AUBERS RIDGE, FROMELLES AND WADHURST – The battles, the battlefields and more
A talk by Major Tonie and Mrs. Valmai Holt, 8th April 2015
Major and Mrs. Holt are internationally famous for their guided tours to battlefields, notably those of the First World War, and as authors of many books on the subject. They had led the first British group to Aubers, the site of the fateful battle which had resulted in the deaths of 24 Wadhurst men on 9th/10th May 1915. Half of all the British war dead are “Missing”, i.e. they have no known grave, and their names are recorded on a number of memorials sited along the Western Front, including two in the Aubers region – La Bombe (Indian), and Le Touret (British) where the 24 from Wadhurst, all of them “Missing”, are commemorated.
The Holts set the scene for 1915: German plans for defeating France within six weeks in 1914 had failed, leaving the rival armies facing each other along a 400-mile trench line running from the Channel coast to Switzerland. One 4-mile stretch of the line (a mere 1% of the total) had witnessed significant battles in the space of 16 months, among them:-
- Neuve Chapelle, 10th – 13th March 1915, with 13,000 British casualties.
- Aubers Ridge, 9th – 10th May 1915, with 12,000 British casualties (and, to put it in context, Major Holt made the point that this is 2½ times the present population of Wadhurst).
- Fromelles, 19th – 20th July 1916, with 5,500 Australian and 1,500 British casualties.
In order to demonstrate the geographical scale of this bloody battlefield, the Holts cleverly presented a map of it with, overlaid around its perimeter, the relative positions of Tidebrook, central Wadhurst, Cousley Wood and Wadhurst station. The Royal Sussex Regiment, including the men of Wadhurst, had attacked and been killed at the extreme south-western end of this area.
Turning to the effects of the war on the village, “Wadhurst Back in Time” was warmly commended, especially Ken Jones’ research for its roll of honour, and examples were given of the usefulness of the Commonwealth War Graves Commission’s website for research.
Sights to be seen around the Aubers Ridge battlefield include many beautiful CWGC cemeteries, notably the unique new one at Fromelles; the remains of about 100 bunkers (including the ‘real’ and ‘phoney’ ones linked to Hitler); the Aubers village war memorial and the battlefield garden; and the Australian memorial incorporating the “Digger” statue.

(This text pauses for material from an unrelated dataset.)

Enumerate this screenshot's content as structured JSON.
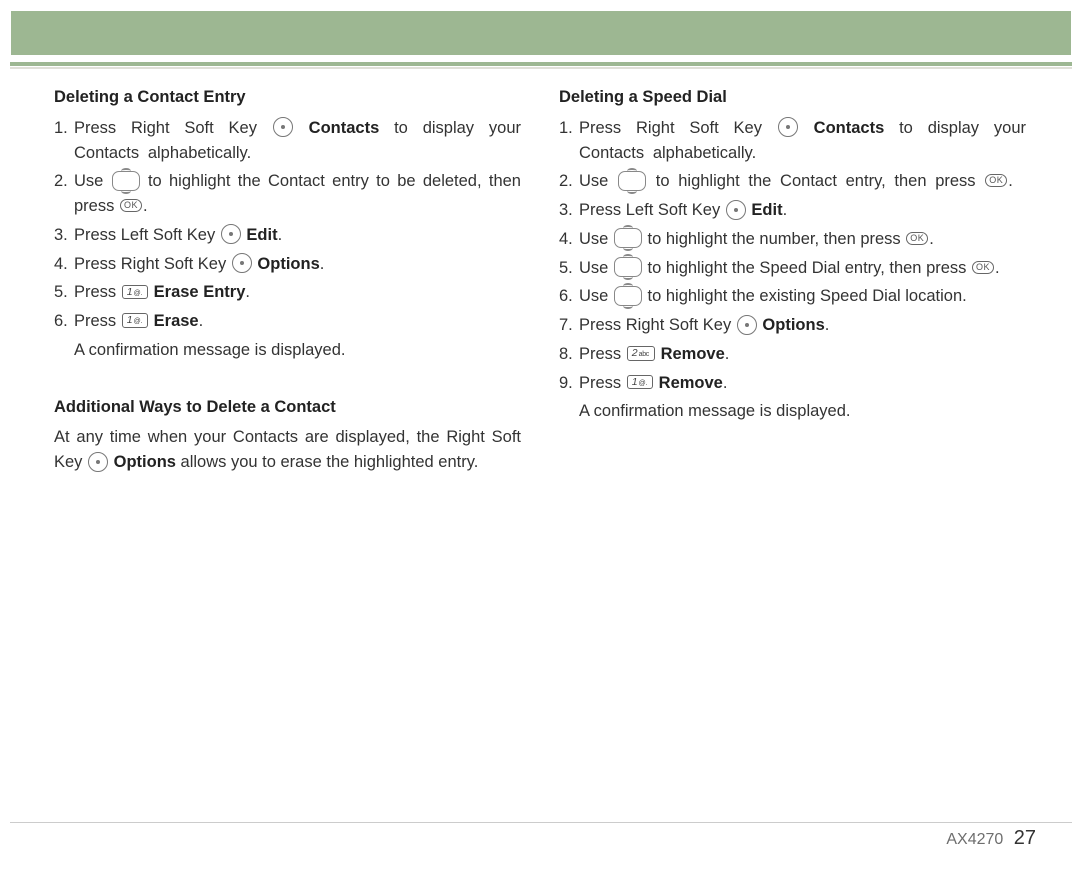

Major Holt’s final point was that, when on battlefield visits, we should make time to stop and remember that these are all places where men fought and died. The speakers concluded by presenting the Society with a copy of their latest illustrated battlefield guide, “The Western Front – North”, for its library.